After World War II ended in 1945 a few Japanese soldiers (known as Japanese holdouts) refused to surrender either because they were never told the war was over or simply refused on principle. They continued to hold their islands/positions as instructed by their superiors ten, twenty, and in some cases thirty years after the war had ended.
I know about this footnote of history because the phenomenon seemed to show up often in TV shows and pop-culture produced in the decades following the end of the war. It was a peculiar bit of trivia that, based on real fact, could be dramatized and injected into a show like Gilligan’s Island (So Sorry, My Island Now).
I think TV writers liked it because it can reflect the romantic notions of honor and loyalty, or the stupidity and stubbornness of humans to accept change.
Michael Pusateri posted something he titled “Inventing a Problem” about the latest Apple outrage: an unhackable, unserviceable laptop. Quite a few people got worked up about this fact even though Apple delivered a non-serviceable laptop way back in January 2008. Please read Michael’s post, he has some good arguments that I agree with.
I am a member of a small, private web community that has existed for over ten years. Over those years I have noticed a certain type of member who without fail gets worked up over a change in technology. When Apple dropped the 3.5" diskette they were there. When smartphones began losing physical keyboards they were there. When the Macbook Air debuted without an optical drive they were there. The reasons for their protests are manifold: IT departments will have to redo their policies regarding software installation!, people will design web sites too big for smaller screens!, people will have accidents because you can’t type by touch!, it goes on and on…
When the new Macbook Pro with Retina display was released a few on the site complained that rich designers (who could afford “Stevebooks”) would start designing sites that wouldn’t look good on cheap computers. Setting aside the existence of CSS media queries that can select the correct image for a browser’s resolution and the ever-growing adoption of responsive layouts, I think at the core of this response is that technology is about to drastically change and this scares people.
Now, as I said, I am a member of that community. I too join in on the booing when change starts happening too fast. Even recently fretting over the impending change to the gTLDs.
But in the last couple of days something happened and I can feel my view of the world changing.
Let me rewind a bit: we bought my mom a third-generation iPad. She took it home, used it for a month, and then returned it to us saying she thought it was much too nice to be sitting on the shelf while she used her Macbook Pro. She really likes her Macbook Pro.
I happened to be going on a business trip this week so I took it with me. I actually used the thing as it is intended: I checked and wrote email, I read some books, I watched a couple of documentaries, I shopped.

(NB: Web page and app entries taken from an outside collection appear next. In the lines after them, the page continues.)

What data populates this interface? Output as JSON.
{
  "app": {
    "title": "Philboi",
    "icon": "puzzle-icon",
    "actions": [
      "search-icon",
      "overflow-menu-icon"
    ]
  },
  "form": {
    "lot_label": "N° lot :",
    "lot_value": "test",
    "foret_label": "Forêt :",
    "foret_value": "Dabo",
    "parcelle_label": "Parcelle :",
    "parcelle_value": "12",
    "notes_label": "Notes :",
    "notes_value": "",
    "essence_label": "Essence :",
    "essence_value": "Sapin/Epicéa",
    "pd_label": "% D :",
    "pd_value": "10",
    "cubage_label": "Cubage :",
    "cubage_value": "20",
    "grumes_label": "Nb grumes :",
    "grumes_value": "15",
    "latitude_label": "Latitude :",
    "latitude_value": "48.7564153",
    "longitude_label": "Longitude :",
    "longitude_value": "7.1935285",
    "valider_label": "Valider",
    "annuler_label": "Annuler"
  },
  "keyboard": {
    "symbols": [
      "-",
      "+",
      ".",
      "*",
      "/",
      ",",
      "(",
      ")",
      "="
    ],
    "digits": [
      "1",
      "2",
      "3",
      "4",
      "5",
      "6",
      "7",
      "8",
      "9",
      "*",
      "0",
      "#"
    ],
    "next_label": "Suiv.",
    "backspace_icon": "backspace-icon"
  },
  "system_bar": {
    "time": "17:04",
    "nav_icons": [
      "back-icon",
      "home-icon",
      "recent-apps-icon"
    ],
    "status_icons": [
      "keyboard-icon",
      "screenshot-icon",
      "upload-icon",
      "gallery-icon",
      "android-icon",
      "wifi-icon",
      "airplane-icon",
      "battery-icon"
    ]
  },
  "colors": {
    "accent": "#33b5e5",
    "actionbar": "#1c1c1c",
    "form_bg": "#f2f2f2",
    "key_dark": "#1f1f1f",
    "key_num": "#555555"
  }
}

Every time I would think of grabbing my laptop I found myself flipping open the iPad instead.
Yes, I know millions of people have bought these and use them exactly in this fashion. It’s just that I am one of those people who used to pore over CPU specs on Anandtech. I would wait to buy new hardware if it coincided with a game release. I daisy-chained my 3dfx Voodoo card. I overclocked my CPUs for reasons I don’t even remember.
I have a sub-domain for my weblog. I manage my DNS. I use a personalized domain for email. I have been using the internet for TWENTY years! Like some hipster who has been following a band for years I spent 10 of those years not shutting up about the internet, and then the second 10 years wishing everyone would get off my internet.
But somewhere in between that new iPad, the unserviceable laptop non-story, and that idiotic comment about the new Retina displays something in my brain snapped. I give up. I surrender. The war is over. I can’t care about this stuff anymore. Getting annoyed at the pace of technology is fruitless for me. Being cynical about any new bit of technology that doesn’t fit into my view of how stuff should work has been a dragging anchor in my life.
I will admit right now that I am typing this on my Macbook Air. I could not find a blog editor that could publish to Typepad that I was comfortable with, and until MarsEdit for iPad gets written I think I will keep using my laptop for blog posts and of course programming tasks.
But sitting right next to the Air is my iPad in a beautiful DODOcase that just screams “Pick me up!” and so I am going to do that now.